Next comes the cardinal fact of life – the attraction for sex, the prime mover of progress always and everywhere. Repression of sex – the attempted routine procedure for the maintenance of chastity was nothing but a biological failure in our Society and elsewhere as in China. The libido hunted out to break through weak places both of body and mind. This was the prime cause of our being counterfeits in the core of their hearts. The forced isolation of such biological fact from us under the artful garb of religion, set the task to consume all our energies to play hide and seek or the part of hypocrites in our lives. Social sentiments and heredity were influenced to a great extent to produce mass-hysterics and expert counterfeits. The reactionary of such sex today, move in the wornout ideas of the West and dance to ‘the blithe ballad of death;” but if we adjust our society, today and control the romances of our private lives – the central theme round which the song of life echoes and re-echoes – the reformed social institutions and sentiments will be the necessary adjuncts again to our normal health and home.
We must have a purpose larger than one’s self. We must be grouped round the peaceful family and ideally perfect society. Regulations of the romances of our lives shall be the cardinal fact there. Good-will, trust and honest dependence upon each other shall be the basis of the moral principle; moral codes will follow thence to regulate our private lives, in our marriages, births, and deaths. There will be no exception amongst such abiding elements of the society. It will be our own society to control all the facts and figures of our social crimes, wherefrom shall emanate the spirit of finding kinship amongst ourselves. High or low, rich or poor, superior or inferior, however we may be different one from the other, we must have the feeling of one entityand a share in the whole. United we shall have the only possibilities to stand; otherwise rules of division as artfully managed by the existent laws of the country, will crush us in no time.

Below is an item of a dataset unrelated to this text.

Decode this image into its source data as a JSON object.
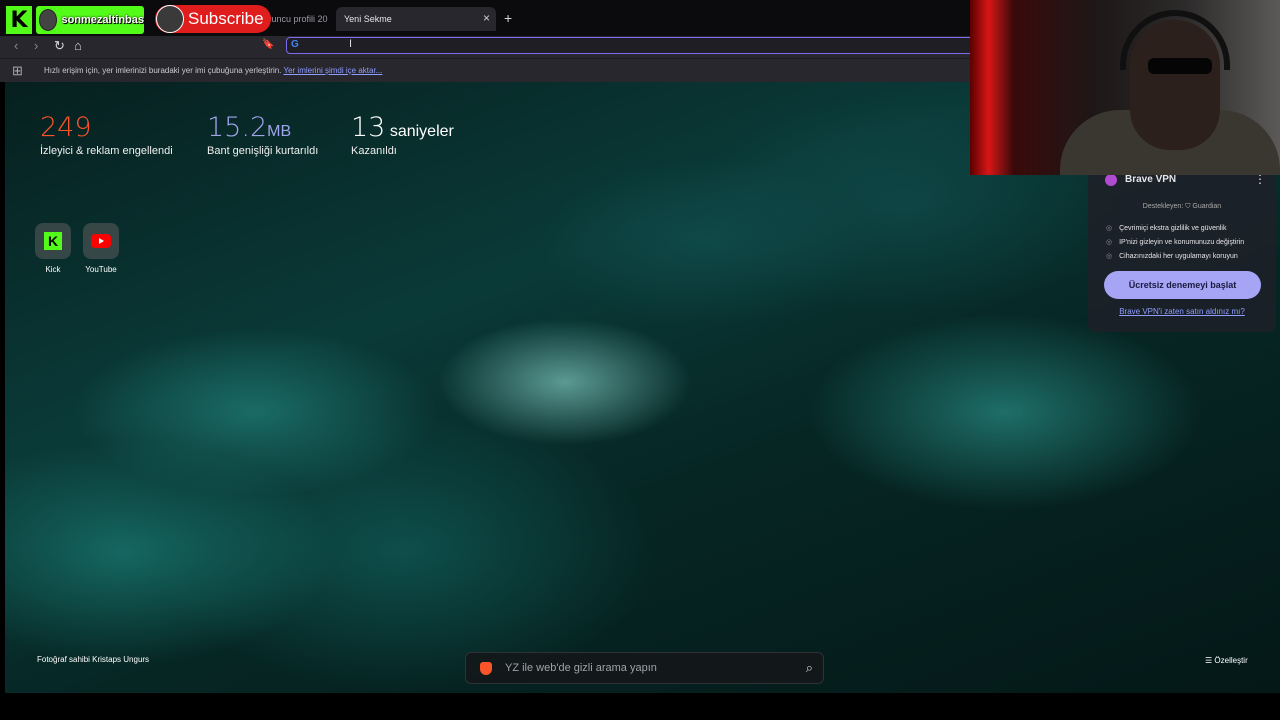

Dr Bidhan Chandra Roy’s Recommendation Letter
My father, Dr Narendra Nath Pal (October 9, 1902 – August 30, 1954), was a student of Dr BC Roy at Carmichael Medical College. He graduated in 1930 and worked as Dr BC Roy’s assistant for 4 years. Dr BC Roy wrote one letter to my father on January 23, 1942, besides the following Recommendation Letter given to him in 1934. They are my pride possessions.